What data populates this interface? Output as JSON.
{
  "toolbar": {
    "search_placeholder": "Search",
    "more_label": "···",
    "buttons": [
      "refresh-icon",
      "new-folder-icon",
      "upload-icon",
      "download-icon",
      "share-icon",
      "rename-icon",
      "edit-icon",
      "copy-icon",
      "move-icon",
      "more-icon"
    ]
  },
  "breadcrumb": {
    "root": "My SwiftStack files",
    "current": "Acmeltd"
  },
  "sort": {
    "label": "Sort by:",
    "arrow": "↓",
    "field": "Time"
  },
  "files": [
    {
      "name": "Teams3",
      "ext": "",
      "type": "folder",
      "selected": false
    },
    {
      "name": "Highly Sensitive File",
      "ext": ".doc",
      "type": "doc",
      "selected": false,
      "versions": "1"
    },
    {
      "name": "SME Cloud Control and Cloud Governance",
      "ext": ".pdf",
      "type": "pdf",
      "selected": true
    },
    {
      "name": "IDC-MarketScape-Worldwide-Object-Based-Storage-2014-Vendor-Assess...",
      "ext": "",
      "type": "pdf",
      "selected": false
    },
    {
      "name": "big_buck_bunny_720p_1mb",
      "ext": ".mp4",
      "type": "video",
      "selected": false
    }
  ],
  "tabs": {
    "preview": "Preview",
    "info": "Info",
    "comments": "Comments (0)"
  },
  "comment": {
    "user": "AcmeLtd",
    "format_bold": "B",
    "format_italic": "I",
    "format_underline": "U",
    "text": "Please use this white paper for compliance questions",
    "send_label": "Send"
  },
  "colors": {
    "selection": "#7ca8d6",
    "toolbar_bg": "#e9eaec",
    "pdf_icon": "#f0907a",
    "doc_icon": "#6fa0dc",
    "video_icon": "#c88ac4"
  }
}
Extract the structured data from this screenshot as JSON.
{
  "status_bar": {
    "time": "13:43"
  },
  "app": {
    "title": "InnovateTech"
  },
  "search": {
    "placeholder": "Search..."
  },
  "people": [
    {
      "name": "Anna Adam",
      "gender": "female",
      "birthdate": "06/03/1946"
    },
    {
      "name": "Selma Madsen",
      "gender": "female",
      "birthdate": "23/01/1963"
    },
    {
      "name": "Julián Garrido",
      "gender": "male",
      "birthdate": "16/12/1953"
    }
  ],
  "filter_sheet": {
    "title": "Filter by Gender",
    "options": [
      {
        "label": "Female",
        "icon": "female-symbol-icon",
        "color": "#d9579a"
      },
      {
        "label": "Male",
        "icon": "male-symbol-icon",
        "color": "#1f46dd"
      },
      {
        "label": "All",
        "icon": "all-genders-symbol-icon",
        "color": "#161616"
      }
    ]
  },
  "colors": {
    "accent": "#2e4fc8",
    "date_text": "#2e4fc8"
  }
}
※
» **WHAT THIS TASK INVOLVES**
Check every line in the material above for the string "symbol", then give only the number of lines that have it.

» **RESULT BELOW**
3